Work required. From the first entry to the last, copy the material exactly as it stands.
● ● ●
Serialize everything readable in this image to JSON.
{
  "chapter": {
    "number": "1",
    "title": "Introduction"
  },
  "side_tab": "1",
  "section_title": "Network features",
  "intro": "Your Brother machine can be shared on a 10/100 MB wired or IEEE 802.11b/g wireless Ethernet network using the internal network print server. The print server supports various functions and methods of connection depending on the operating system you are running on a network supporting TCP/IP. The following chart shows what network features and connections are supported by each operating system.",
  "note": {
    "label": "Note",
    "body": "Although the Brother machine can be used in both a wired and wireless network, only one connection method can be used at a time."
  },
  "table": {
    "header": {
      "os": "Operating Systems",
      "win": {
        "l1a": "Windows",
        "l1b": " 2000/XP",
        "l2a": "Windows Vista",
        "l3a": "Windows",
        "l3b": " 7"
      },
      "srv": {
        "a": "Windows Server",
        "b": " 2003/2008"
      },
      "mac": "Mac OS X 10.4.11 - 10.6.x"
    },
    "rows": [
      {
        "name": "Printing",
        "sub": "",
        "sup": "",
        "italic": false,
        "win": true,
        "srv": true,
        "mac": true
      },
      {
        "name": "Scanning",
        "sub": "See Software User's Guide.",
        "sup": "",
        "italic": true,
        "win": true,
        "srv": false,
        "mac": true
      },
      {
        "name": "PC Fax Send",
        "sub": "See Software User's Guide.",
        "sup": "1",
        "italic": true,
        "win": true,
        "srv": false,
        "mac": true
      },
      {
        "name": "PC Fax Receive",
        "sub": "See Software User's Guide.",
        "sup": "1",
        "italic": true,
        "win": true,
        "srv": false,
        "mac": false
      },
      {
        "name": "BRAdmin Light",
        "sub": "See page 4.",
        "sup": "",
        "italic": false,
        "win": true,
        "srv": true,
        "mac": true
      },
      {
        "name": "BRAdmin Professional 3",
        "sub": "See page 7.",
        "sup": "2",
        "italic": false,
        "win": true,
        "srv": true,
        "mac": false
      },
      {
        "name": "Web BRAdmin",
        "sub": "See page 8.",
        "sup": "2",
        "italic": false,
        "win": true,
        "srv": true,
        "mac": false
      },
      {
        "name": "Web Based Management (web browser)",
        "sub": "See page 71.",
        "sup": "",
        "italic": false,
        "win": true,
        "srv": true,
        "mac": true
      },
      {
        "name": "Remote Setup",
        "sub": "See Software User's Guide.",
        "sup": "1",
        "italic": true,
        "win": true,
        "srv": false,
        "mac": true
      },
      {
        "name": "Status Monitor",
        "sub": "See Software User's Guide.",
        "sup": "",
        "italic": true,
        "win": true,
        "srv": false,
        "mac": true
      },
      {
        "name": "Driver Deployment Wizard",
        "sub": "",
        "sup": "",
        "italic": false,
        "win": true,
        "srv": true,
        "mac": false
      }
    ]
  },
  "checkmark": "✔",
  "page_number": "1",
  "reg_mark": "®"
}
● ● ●
Result of this task.
Serialize everything readable in this image to JSON.
{
  "chapter": {
    "number": "1",
    "title": "Introduction"
  },
  "side_tab": "1",
  "section_title": "Network features",
  "intro": "Your Brother machine can be shared on a 10/100 MB wired or IEEE 802.11b/g wireless Ethernet network using the internal network print server. The print server supports various functions and methods of connection depending on the operating system you are running on a network supporting TCP/IP. The following chart shows what network features and connections are supported by each operating system.",
  "note": {
    "label": "Note",
    "body": "Although the Brother machine can be used in both a wired and wireless network, only one connection method can be used at a time."
  },
  "table": {
    "header": {
      "os": "Operating Systems",
      "win": {
        "l1a": "Windows",
        "l1b": " 2000/XP",
        "l2a": "Windows Vista",
        "l3a": "Windows",
        "l3b": " 7"
      },
      "srv": {
        "a": "Windows Server",
        "b": " 2003/2008"
      },
      "mac": "Mac OS X 10.4.11 - 10.6.x"
    },
    "rows": [
      {
        "name": "Printing",
        "sub": "",
        "sup": "",
        "italic": false,
        "win": true,
        "srv": true,
        "mac": true
      },
      {
        "name": "Scanning",
        "sub": "See Software User's Guide.",
        "sup": "",
        "italic": true,
        "win": true,
        "srv": false,
        "mac": true
      },
      {
        "name": "PC Fax Send",
        "sub": "See Software User's Guide.",
        "sup": "1",
        "italic": true,
        "win": true,
        "srv": false,
        "mac": true
      },
      {
        "name": "PC Fax Receive",
        "sub": "See Software User's Guide.",
        "sup": "1",
        "italic": true,
        "win": true,
        "srv": false,
        "mac": false
      },
      {
        "name": "BRAdmin Light",
        "sub": "See page 4.",
        "sup": "",
        "italic": false,
        "win": true,
        "srv": true,
        "mac": true
      },
      {
        "name": "BRAdmin Professional 3",
        "sub": "See page 7.",
        "sup": "2",
        "italic": false,
        "win": true,
        "srv": true,
        "mac": false
      },
      {
        "name": "Web BRAdmin",
        "sub": "See page 8.",
        "sup": "2",
        "italic": false,
        "win": true,
        "srv": true,
        "mac": false
      },
      {
        "name": "Web Based Management (web browser)",
        "sub": "See page 71.",
        "sup": "",
        "italic": false,
        "win": true,
        "srv": true,
        "mac": true
      },
      {
        "name": "Remote Setup",
        "sub": "See Software User's Guide.",
        "sup": "1",
        "italic": true,
        "win": true,
        "srv": false,
        "mac": true
      },
      {
        "name": "Status Monitor",
        "sub": "See Software User's Guide.",
        "sup": "",
        "italic": true,
        "win": true,
        "srv": false,
        "mac": true
      },
      {
        "name": "Driver Deployment Wizard",
        "sub": "",
        "sup": "",
        "italic": false,
        "win": true,
        "srv": true,
        "mac": false
      }
    ]
  },
  "checkmark": "✔",
  "page_number": "1",
  "reg_mark": "®"
}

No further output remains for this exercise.